_Given data_
-------
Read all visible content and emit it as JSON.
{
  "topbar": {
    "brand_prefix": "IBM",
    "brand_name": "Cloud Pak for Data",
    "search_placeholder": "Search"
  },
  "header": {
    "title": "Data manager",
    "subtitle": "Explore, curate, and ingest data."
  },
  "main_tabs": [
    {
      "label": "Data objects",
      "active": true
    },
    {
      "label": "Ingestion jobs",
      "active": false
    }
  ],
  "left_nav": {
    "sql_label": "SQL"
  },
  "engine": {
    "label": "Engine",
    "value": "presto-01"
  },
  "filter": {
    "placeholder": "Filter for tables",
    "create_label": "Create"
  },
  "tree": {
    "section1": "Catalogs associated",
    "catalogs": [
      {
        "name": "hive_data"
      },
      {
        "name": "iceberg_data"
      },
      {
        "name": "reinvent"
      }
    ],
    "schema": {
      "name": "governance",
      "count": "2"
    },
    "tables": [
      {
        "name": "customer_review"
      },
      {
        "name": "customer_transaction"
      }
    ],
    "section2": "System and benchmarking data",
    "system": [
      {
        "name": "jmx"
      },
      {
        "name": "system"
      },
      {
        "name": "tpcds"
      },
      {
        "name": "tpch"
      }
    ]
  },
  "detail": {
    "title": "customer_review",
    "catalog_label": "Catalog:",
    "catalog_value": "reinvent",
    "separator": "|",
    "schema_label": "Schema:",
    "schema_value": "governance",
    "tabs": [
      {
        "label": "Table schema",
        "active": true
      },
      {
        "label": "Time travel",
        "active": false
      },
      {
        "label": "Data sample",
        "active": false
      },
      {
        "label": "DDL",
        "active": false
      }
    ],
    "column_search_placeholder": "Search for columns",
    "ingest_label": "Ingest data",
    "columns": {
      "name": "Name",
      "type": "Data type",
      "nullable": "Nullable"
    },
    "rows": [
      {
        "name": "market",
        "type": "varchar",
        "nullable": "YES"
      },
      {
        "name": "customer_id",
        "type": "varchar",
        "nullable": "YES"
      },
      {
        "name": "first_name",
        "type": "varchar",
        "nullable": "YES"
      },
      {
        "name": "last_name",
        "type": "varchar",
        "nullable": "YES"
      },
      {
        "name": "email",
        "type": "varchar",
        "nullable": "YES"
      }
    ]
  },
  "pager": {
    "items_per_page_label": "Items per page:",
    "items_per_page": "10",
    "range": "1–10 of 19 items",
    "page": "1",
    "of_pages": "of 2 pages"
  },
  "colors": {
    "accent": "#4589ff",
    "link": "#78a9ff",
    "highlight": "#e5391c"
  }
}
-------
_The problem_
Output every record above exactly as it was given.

_Expected output_
Read all visible content and emit it as JSON.
{
  "topbar": {
    "brand_prefix": "IBM",
    "brand_name": "Cloud Pak for Data",
    "search_placeholder": "Search"
  },
  "header": {
    "title": "Data manager",
    "subtitle": "Explore, curate, and ingest data."
  },
  "main_tabs": [
    {
      "label": "Data objects",
      "active": true
    },
    {
      "label": "Ingestion jobs",
      "active": false
    }
  ],
  "left_nav": {
    "sql_label": "SQL"
  },
  "engine": {
    "label": "Engine",
    "value": "presto-01"
  },
  "filter": {
    "placeholder": "Filter for tables",
    "create_label": "Create"
  },
  "tree": {
    "section1": "Catalogs associated",
    "catalogs": [
      {
        "name": "hive_data"
      },
      {
        "name": "iceberg_data"
      },
      {
        "name": "reinvent"
      }
    ],
    "schema": {
      "name": "governance",
      "count": "2"
    },
    "tables": [
      {
        "name": "customer_review"
      },
      {
        "name": "customer_transaction"
      }
    ],
    "section2": "System and benchmarking data",
    "system": [
      {
        "name": "jmx"
      },
      {
        "name": "system"
      },
      {
        "name": "tpcds"
      },
      {
        "name": "tpch"
      }
    ]
  },
  "detail": {
    "title": "customer_review",
    "catalog_label": "Catalog:",
    "catalog_value": "reinvent",
    "separator": "|",
    "schema_label": "Schema:",
    "schema_value": "governance",
    "tabs": [
      {
        "label": "Table schema",
        "active": true
      },
      {
        "label": "Time travel",
        "active": false
      },
      {
        "label": "Data sample",
        "active": false
      },
      {
        "label": "DDL",
        "active": false
      }
    ],
    "column_search_placeholder": "Search for columns",
    "ingest_label": "Ingest data",
    "columns": {
      "name": "Name",
      "type": "Data type",
      "nullable": "Nullable"
    },
    "rows": [
      {
        "name": "market",
        "type": "varchar",
        "nullable": "YES"
      },
      {
        "name": "customer_id",
        "type": "varchar",
        "nullable": "YES"
      },
      {
        "name": "first_name",
        "type": "varchar",
        "nullable": "YES"
      },
      {
        "name": "last_name",
        "type": "varchar",
        "nullable": "YES"
      },
      {
        "name": "email",
        "type": "varchar",
        "nullable": "YES"
      }
    ]
  },
  "pager": {
    "items_per_page_label": "Items per page:",
    "items_per_page": "10",
    "range": "1–10 of 19 items",
    "page": "1",
    "of_pages": "of 2 pages"
  },
  "colors": {
    "accent": "#4589ff",
    "link": "#78a9ff",
    "highlight": "#e5391c"
  }
}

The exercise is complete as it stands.